**WHAT YOU NEED TO DO**
From the entries that follow, work out how many lines contain "value". Write the number only.

....

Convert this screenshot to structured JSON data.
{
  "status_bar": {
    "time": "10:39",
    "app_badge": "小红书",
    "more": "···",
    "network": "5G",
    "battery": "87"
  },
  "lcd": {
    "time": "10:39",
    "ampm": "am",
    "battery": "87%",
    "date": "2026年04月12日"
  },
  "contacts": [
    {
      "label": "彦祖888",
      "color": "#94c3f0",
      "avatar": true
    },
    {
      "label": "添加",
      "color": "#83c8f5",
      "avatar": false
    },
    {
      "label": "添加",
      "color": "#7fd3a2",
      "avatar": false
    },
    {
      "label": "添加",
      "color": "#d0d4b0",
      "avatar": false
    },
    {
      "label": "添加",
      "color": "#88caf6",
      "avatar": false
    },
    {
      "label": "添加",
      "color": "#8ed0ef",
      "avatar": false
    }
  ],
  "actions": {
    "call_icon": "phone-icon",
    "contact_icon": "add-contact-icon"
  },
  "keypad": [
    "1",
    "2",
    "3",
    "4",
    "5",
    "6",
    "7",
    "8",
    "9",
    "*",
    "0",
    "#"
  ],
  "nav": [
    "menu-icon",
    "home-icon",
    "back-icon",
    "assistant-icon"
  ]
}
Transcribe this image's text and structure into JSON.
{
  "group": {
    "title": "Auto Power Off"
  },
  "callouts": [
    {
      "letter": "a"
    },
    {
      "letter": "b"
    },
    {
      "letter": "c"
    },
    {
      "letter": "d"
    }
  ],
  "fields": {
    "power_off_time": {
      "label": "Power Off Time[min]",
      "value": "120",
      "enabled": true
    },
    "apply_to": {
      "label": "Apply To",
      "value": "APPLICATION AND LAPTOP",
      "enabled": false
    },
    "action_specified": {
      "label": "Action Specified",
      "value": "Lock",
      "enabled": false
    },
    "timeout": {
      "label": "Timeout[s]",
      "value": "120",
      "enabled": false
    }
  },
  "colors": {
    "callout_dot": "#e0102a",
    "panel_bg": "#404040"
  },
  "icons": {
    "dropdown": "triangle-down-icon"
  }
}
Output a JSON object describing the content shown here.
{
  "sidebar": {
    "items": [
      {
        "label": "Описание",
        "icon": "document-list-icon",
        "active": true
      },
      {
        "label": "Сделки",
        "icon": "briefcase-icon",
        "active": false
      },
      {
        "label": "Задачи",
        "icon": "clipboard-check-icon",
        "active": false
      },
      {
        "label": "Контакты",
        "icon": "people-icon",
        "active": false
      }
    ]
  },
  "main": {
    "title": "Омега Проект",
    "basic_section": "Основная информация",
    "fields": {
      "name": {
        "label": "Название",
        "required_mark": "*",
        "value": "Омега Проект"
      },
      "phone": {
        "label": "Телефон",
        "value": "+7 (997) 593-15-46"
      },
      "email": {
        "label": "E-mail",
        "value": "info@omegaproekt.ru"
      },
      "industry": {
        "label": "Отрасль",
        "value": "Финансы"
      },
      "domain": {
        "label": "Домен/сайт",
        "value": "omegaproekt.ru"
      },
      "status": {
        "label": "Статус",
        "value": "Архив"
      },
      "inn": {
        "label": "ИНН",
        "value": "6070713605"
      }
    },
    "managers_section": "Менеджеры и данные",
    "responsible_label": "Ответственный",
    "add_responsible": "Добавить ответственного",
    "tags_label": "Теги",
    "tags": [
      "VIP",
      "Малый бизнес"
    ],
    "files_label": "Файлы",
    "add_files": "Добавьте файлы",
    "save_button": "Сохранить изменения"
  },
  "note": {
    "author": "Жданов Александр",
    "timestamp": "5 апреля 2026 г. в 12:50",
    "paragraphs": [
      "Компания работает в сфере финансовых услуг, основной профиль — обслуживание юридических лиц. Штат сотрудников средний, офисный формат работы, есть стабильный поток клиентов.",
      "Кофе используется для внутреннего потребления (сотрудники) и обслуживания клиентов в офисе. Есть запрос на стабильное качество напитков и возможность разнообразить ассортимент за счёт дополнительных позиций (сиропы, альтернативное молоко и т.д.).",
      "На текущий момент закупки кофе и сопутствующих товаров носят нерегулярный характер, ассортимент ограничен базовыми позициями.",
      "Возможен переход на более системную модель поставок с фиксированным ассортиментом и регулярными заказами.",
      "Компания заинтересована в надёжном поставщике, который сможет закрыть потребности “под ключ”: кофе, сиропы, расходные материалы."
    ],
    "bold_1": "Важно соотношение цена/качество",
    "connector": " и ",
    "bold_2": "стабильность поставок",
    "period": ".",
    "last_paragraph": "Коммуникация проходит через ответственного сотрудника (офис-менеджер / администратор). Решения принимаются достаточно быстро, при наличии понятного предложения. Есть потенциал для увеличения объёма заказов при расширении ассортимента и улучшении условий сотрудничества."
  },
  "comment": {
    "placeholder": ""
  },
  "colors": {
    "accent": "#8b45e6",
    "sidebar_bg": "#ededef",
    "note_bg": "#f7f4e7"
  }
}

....

**TASK ANSWER**
11